**WORK INSTRUCTIONS**
Return the records exactly, with nothing added.

**DATA LISTING**
☆ ☆ ☆ ☆ ☆ ☆ ☆

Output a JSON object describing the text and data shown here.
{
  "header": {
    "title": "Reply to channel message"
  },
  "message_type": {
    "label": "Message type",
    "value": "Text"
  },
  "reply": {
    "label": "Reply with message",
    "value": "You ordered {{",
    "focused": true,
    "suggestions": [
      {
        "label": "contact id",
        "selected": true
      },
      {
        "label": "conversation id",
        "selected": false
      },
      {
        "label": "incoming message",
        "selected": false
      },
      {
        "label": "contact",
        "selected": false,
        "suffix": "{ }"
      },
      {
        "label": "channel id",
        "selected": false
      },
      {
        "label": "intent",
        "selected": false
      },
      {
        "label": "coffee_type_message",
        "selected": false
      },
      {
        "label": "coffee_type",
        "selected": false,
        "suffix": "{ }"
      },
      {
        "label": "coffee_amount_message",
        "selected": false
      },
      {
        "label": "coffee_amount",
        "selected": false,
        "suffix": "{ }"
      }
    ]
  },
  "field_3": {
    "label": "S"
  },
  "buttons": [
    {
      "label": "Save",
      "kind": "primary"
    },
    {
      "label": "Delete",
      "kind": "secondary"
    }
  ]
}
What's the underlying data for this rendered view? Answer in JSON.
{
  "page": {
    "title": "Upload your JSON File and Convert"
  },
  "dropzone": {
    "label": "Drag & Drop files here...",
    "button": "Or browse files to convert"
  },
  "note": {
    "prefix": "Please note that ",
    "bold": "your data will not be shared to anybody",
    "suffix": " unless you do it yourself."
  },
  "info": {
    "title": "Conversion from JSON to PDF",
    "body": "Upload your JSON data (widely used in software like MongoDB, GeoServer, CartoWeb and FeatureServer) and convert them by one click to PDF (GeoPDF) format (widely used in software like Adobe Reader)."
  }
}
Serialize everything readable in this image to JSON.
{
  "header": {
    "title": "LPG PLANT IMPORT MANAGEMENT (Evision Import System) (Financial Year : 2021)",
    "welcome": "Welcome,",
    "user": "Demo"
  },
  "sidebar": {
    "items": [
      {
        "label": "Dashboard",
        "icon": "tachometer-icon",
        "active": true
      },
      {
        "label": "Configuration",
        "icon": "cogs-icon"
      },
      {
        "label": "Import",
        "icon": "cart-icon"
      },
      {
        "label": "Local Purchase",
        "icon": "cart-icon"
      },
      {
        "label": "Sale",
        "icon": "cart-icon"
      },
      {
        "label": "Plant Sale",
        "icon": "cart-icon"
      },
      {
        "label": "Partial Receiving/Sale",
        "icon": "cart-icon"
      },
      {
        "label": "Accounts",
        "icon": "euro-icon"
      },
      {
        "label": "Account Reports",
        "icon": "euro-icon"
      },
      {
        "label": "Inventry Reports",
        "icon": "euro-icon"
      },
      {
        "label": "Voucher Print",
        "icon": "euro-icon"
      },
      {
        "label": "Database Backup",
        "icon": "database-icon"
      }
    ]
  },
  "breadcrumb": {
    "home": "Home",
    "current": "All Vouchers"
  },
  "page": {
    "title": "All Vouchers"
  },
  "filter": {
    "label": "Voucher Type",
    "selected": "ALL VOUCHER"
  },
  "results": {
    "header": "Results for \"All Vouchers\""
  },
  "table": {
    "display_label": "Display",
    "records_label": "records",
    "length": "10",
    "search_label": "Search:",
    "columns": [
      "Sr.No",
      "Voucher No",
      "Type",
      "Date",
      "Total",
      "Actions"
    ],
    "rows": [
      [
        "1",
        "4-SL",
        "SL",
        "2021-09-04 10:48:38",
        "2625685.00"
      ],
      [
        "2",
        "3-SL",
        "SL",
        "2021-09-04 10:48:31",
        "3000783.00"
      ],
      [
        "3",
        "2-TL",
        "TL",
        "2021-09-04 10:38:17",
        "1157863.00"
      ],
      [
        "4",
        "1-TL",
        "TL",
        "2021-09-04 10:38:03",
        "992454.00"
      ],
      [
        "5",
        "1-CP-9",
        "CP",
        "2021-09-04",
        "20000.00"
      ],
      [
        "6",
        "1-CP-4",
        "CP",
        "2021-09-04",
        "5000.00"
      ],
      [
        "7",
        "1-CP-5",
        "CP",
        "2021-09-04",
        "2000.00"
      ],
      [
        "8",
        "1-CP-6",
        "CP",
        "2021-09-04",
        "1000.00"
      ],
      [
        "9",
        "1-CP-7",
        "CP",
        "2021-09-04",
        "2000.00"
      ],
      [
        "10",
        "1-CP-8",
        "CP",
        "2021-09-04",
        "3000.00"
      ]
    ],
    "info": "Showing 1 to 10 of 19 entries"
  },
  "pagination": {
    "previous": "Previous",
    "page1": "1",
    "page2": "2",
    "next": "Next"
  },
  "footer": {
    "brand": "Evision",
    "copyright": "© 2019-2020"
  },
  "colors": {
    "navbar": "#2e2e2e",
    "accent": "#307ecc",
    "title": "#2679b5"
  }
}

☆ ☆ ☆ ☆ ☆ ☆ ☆

**SOLUTION FOR THIS EXERCISE**
Output a JSON object describing the text and data shown here.
{
  "header": {
    "title": "Reply to channel message"
  },
  "message_type": {
    "label": "Message type",
    "value": "Text"
  },
  "reply": {
    "label": "Reply with message",
    "value": "You ordered {{",
    "focused": true,
    "suggestions": [
      {
        "label": "contact id",
        "selected": true
      },
      {
        "label": "conversation id",
        "selected": false
      },
      {
        "label": "incoming message",
        "selected": false
      },
      {
        "label": "contact",
        "selected": false,
        "suffix": "{ }"
      },
      {
        "label": "channel id",
        "selected": false
      },
      {
        "label": "intent",
        "selected": false
      },
      {
        "label": "coffee_type_message",
        "selected": false
      },
      {
        "label": "coffee_type",
        "selected": false,
        "suffix": "{ }"
      },
      {
        "label": "coffee_amount_message",
        "selected": false
      },
      {
        "label": "coffee_amount",
        "selected": false,
        "suffix": "{ }"
      }
    ]
  },
  "field_3": {
    "label": "S"
  },
  "buttons": [
    {
      "label": "Save",
      "kind": "primary"
    },
    {
      "label": "Delete",
      "kind": "secondary"
    }
  ]
}
What's the underlying data for this rendered view? Answer in JSON.
{
  "page": {
    "title": "Upload your JSON File and Convert"
  },
  "dropzone": {
    "label": "Drag & Drop files here...",
    "button": "Or browse files to convert"
  },
  "note": {
    "prefix": "Please note that ",
    "bold": "your data will not be shared to anybody",
    "suffix": " unless you do it yourself."
  },
  "info": {
    "title": "Conversion from JSON to PDF",
    "body": "Upload your JSON data (widely used in software like MongoDB, GeoServer, CartoWeb and FeatureServer) and convert them by one click to PDF (GeoPDF) format (widely used in software like Adobe Reader)."
  }
}
Serialize everything readable in this image to JSON.
{
  "header": {
    "title": "LPG PLANT IMPORT MANAGEMENT (Evision Import System) (Financial Year : 2021)",
    "welcome": "Welcome,",
    "user": "Demo"
  },
  "sidebar": {
    "items": [
      {
        "label": "Dashboard",
        "icon": "tachometer-icon",
        "active": true
      },
      {
        "label": "Configuration",
        "icon": "cogs-icon"
      },
      {
        "label": "Import",
        "icon": "cart-icon"
      },
      {
        "label": "Local Purchase",
        "icon": "cart-icon"
      },
      {
        "label": "Sale",
        "icon": "cart-icon"
      },
      {
        "label": "Plant Sale",
        "icon": "cart-icon"
      },
      {
        "label": "Partial Receiving/Sale",
        "icon": "cart-icon"
      },
      {
        "label": "Accounts",
        "icon": "euro-icon"
      },
      {
        "label": "Account Reports",
        "icon": "euro-icon"
      },
      {
        "label": "Inventry Reports",
        "icon": "euro-icon"
      },
      {
        "label": "Voucher Print",
        "icon": "euro-icon"
      },
      {
        "label": "Database Backup",
        "icon": "database-icon"
      }
    ]
  },
  "breadcrumb": {
    "home": "Home",
    "current": "All Vouchers"
  },
  "page": {
    "title": "All Vouchers"
  },
  "filter": {
    "label": "Voucher Type",
    "selected": "ALL VOUCHER"
  },
  "results": {
    "header": "Results for \"All Vouchers\""
  },
  "table": {
    "display_label": "Display",
    "records_label": "records",
    "length": "10",
    "search_label": "Search:",
    "columns": [
      "Sr.No",
      "Voucher No",
      "Type",
      "Date",
      "Total",
      "Actions"
    ],
    "rows": [
      [
        "1",
        "4-SL",
        "SL",
        "2021-09-04 10:48:38",
        "2625685.00"
      ],
      [
        "2",
        "3-SL",
        "SL",
        "2021-09-04 10:48:31",
        "3000783.00"
      ],
      [
        "3",
        "2-TL",
        "TL",
        "2021-09-04 10:38:17",
        "1157863.00"
      ],
      [
        "4",
        "1-TL",
        "TL",
        "2021-09-04 10:38:03",
        "992454.00"
      ],
      [
        "5",
        "1-CP-9",
        "CP",
        "2021-09-04",
        "20000.00"
      ],
      [
        "6",
        "1-CP-4",
        "CP",
        "2021-09-04",
        "5000.00"
      ],
      [
        "7",
        "1-CP-5",
        "CP",
        "2021-09-04",
        "2000.00"
      ],
      [
        "8",
        "1-CP-6",
        "CP",
        "2021-09-04",
        "1000.00"
      ],
      [
        "9",
        "1-CP-7",
        "CP",
        "2021-09-04",
        "2000.00"
      ],
      [
        "10",
        "1-CP-8",
        "CP",
        "2021-09-04",
        "3000.00"
      ]
    ],
    "info": "Showing 1 to 10 of 19 entries"
  },
  "pagination": {
    "previous": "Previous",
    "page1": "1",
    "page2": "2",
    "next": "Next"
  },
  "footer": {
    "brand": "Evision",
    "copyright": "© 2019-2020"
  },
  "colors": {
    "navbar": "#2e2e2e",
    "accent": "#307ecc",
    "title": "#2679b5"
  }
}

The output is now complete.